This is high-strategy time. As one year gives way to the next, many of us are gearing up for a fresh start on our Bible reading plan -- and especially if you're a dad. It's no secret that the word of God and prayer are a personal means of grace that spill over for the good of those around us. And how much more for a patriarch? We read the Bible not just for ourselves, but for our families, for our friends, for our community. We know that God doesn't transform his people into dead-ends, but into rivers of living water, and therefore, deciding on a route and digging in on that resolve has more in view than our own souls.
And this year, as you settle your plans, here's another aspect to consider.
Dads, write in your Bible.
Real, Slow Writing
Now I don't mean to merely highlight and jot down some cross-references, or even scribble some observations without any readers in mind. The initiative here is to write -- and to write to your children. This means to get a new Bible with margins and walk from Genesis to Revelation, sketching devotional insights and prayers for your kids, that you will then give to them one day.
It will probably take you at least ten years.
So I just lost some of you. Ten years is a long time in a world of quick content. It can be addicting, I know. The fast return of ego metrics on the simplest tweet doesn’t exactly push us to burrow down in a project that only a few will read years in the future. But if you’re still reading, this might be for you.
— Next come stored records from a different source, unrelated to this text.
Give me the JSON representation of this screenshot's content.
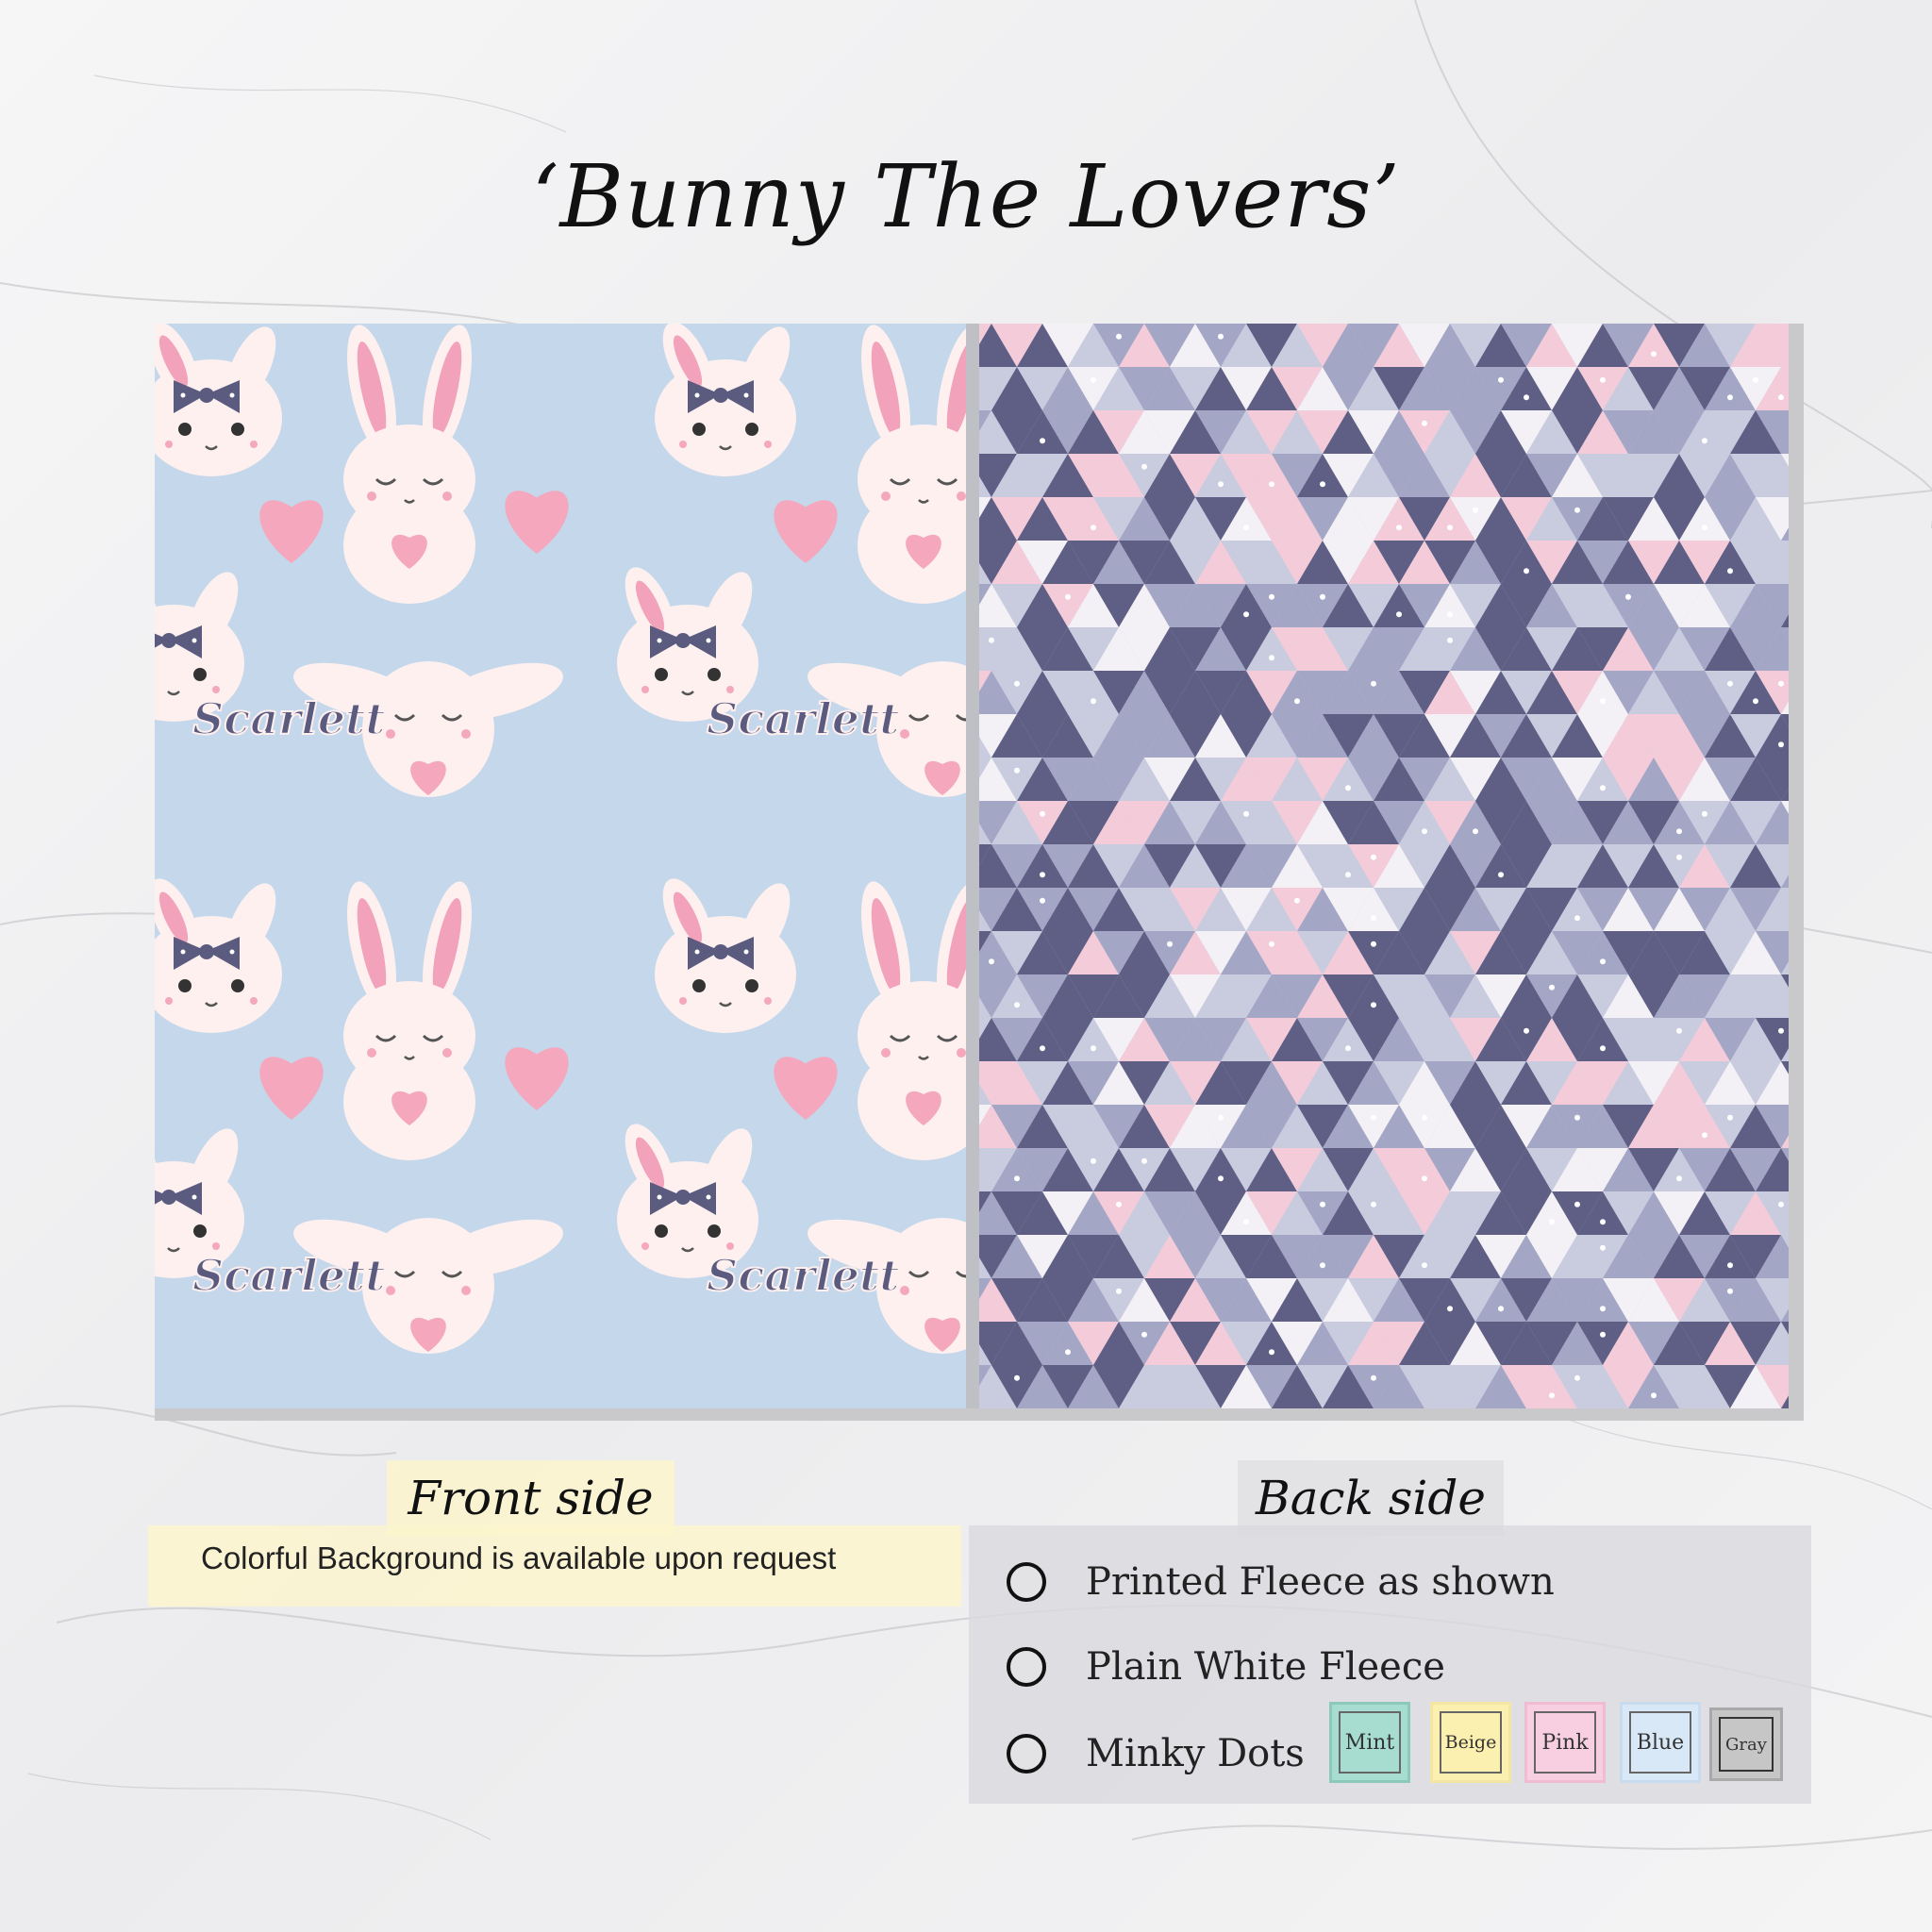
{
  "title": "‘Bunny The Lovers’",
  "front": {
    "tab_label": "Front side",
    "note": "Colorful Background is available upon request",
    "name_text": "Scarlett"
  },
  "back": {
    "tab_label": "Back side",
    "options": [
      {
        "label": "Printed Fleece as shown"
      },
      {
        "label": "Plain White Fleece"
      },
      {
        "label": "Minky Dots"
      }
    ],
    "swatches": [
      {
        "label": "Mint",
        "color": "#a7ddd0",
        "border": "#8cc9bb"
      },
      {
        "label": "Beige",
        "color": "#fbf0b0",
        "border": "#f3e6a2"
      },
      {
        "label": "Pink",
        "color": "#f8cfe0",
        "border": "#f0bcd2"
      },
      {
        "label": "Blue",
        "color": "#d9e8f7",
        "border": "#c9dbee"
      },
      {
        "label": "Gray",
        "color": "#c6c6c6",
        "border": "#a9a9a9"
      }
    ]
  },
  "colors": {
    "front_bg": "#c5d7ea",
    "bunny": "#fdf0ef",
    "heart": "#f4a7bd",
    "ear_inner": "#f2a3bb",
    "bow": "#5b5b80",
    "tri_dark": "#5f5f85",
    "tri_mid": "#a4a6c6",
    "tri_light": "#c9ccdf",
    "tri_pink": "#f4cbd9",
    "tri_white": "#f3f1f6"
  }
}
But what's the point?
[Read the rest of the article at Desiring God.]